To control this cacophony of devices, 30% said they were using enterprise mobility management solutions, 40% said they were evaluating such solutions and 30% said they had no plans to do so. Apparently, despite some changes in the devices being used, hospitals still aren’t sure who should have mobile tools, how to support them and what infrastructure they need to keep those devices lit up and useful.

Hospital CIOs Say Better Data Security Is Key Goal

Posted on November 9, 2016 I Written By

Anne Zieger is veteran healthcare branding and communications expert with more than 25 years of industry experience. and her commentaries have appeared in dozens of international business publications, including Forbes, Business Week and Information Week. She has also worked extensively healthcare and health IT organizations, including several Fortune 500 companies. She can be reached at @ziegerhealth or www.ziegerhealthcare.com.

A new study has concluded that while they obviously have other goals, an overwhelming majority of healthcare CIOs see data protection as their key objective for the near future. The study, which was sponsored by Spok and administered by CHIME, more than 100 IT leaders were polled on their perspective on communications and healthcare.

In addition to underscoring the importance of data security efforts, the study also highlighted the extent to which CIOs are being asked to add new functions and wear new hats (notably patient satisfaction management).

Goals and investments
When asked what business goals they expected to be focused on for the next 18 months, the top goal of 12 possible options was “strengthening data security,” which was chosen by 81%. “Increasing patient satisfaction” followed relatively closely at 70%, and “improving physician satisfaction” was selected by 65% of respondents.

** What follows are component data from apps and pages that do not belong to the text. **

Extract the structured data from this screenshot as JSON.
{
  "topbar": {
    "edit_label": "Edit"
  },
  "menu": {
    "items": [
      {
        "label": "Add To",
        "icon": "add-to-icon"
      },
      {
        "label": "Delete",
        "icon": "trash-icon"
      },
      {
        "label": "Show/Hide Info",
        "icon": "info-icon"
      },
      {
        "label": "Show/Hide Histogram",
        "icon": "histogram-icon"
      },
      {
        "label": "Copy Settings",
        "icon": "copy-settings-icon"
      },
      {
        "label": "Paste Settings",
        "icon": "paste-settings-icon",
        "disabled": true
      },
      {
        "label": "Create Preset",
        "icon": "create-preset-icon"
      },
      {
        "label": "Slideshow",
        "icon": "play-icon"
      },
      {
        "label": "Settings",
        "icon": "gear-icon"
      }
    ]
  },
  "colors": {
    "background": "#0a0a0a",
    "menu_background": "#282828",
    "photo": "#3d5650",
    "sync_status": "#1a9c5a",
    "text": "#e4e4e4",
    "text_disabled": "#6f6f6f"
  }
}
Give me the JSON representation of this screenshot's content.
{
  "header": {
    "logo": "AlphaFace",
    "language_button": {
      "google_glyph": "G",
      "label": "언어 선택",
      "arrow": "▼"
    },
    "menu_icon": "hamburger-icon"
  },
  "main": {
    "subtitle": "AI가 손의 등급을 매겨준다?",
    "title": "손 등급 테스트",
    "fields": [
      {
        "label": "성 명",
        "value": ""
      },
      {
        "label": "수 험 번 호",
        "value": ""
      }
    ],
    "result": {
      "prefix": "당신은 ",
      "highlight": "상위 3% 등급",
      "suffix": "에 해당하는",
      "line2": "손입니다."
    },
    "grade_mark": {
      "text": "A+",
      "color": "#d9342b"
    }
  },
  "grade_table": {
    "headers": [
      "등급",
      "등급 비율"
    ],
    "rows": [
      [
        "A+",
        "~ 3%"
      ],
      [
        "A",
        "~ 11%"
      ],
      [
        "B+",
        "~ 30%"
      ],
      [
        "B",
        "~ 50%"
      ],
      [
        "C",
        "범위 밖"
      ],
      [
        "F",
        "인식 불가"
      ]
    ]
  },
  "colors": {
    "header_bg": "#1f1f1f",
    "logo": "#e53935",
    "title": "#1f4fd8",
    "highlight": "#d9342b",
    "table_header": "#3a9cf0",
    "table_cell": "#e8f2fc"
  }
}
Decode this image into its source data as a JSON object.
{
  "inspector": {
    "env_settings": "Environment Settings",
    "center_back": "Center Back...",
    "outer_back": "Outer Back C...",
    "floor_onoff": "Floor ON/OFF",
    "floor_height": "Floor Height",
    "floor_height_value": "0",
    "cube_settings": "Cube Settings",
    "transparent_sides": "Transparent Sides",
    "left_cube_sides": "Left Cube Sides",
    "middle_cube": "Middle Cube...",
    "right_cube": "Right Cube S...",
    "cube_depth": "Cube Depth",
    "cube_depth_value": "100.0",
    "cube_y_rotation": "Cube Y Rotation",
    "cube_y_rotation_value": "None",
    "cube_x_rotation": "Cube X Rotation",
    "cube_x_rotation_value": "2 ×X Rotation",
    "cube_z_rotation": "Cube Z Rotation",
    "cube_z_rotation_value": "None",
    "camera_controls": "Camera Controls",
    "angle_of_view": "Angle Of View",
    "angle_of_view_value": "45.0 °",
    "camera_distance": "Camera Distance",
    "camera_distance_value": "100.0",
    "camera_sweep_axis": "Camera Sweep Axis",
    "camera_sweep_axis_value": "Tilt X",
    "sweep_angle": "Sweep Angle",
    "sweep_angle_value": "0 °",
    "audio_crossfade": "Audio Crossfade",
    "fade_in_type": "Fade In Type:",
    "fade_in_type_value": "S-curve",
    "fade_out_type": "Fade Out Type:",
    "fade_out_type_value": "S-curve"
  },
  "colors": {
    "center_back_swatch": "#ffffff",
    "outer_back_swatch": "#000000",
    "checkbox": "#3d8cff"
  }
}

When asked which factors were most important in making investments in communications-related technologies for their hospital, the top factor of 11 possible options was “best meets clinician/organizational needs” with 82% selecting that choice, followed by “ease of use for end users (e.g. physician/nurse) at 80% and “ability to integrate with current systems (e.g. EHR) at 75%.

When it came to worfklows they hoped to support with better tools, “care coordination for treatment planning” was the clear leader, chosen by 67% of respondents, followed by patient discharge (48%), “patient handoffs within hospital” (46%) and “patient handoffs between health services and facilities” chosen by 40% of respondents selected.

Mobile developments
Turning to mobile, Spok asked healthcare CIOs which of nine technology use cases were driving the selection and deployment of mobile apps. The top choices, by far, were “secure messaging in communications among care team” at 84% and “EHR access/integrations” with 83%.

A significant number of respondents (68%) said they were currently in the process of rolling out a secure texting solution. Respondents said their biggest challenges in doing so were “physician adoption/stakeholder buy-in” at 60% and “technical setup and provisioning” at 40%. A substantial majority (78%) said they’d judge the success of their rollout by the rate the solution was adopted by by physicians.

Finally, when Spok asked the CIOs to take a look at the future and predict which issues will be most important to them three years from now, the top-rated choice was “patient centered care,” which was chosen by 29% of respondents,” “EHR integrations” and “business intelligence.”

A couple of surprises
While much of this is predictable, I was surprised by a couple things.

First, the study doesn’t seem to have been designed for statistical significance, it’s still worth noting that so many CIOs said improving patient satisfaction was one of their top three goals for the next 18 months. I’m not sure what they can do to achieve this end, but clearly they’re trying. (Exactly what steps they should take is a subject for another article.)

Also, I didn’t expect to see so many CIOs engaged in rolling out secure texting, partly because I would’ve expected such rollouts to already have been in place at this point, and partly because I assume that more CIOs would be more focused on higher-level mobile apps (such as EHR interfaces). I guess that while mobile clinical integration efforts are maturing, many healthcare facilities aren’t ready to take them on yet.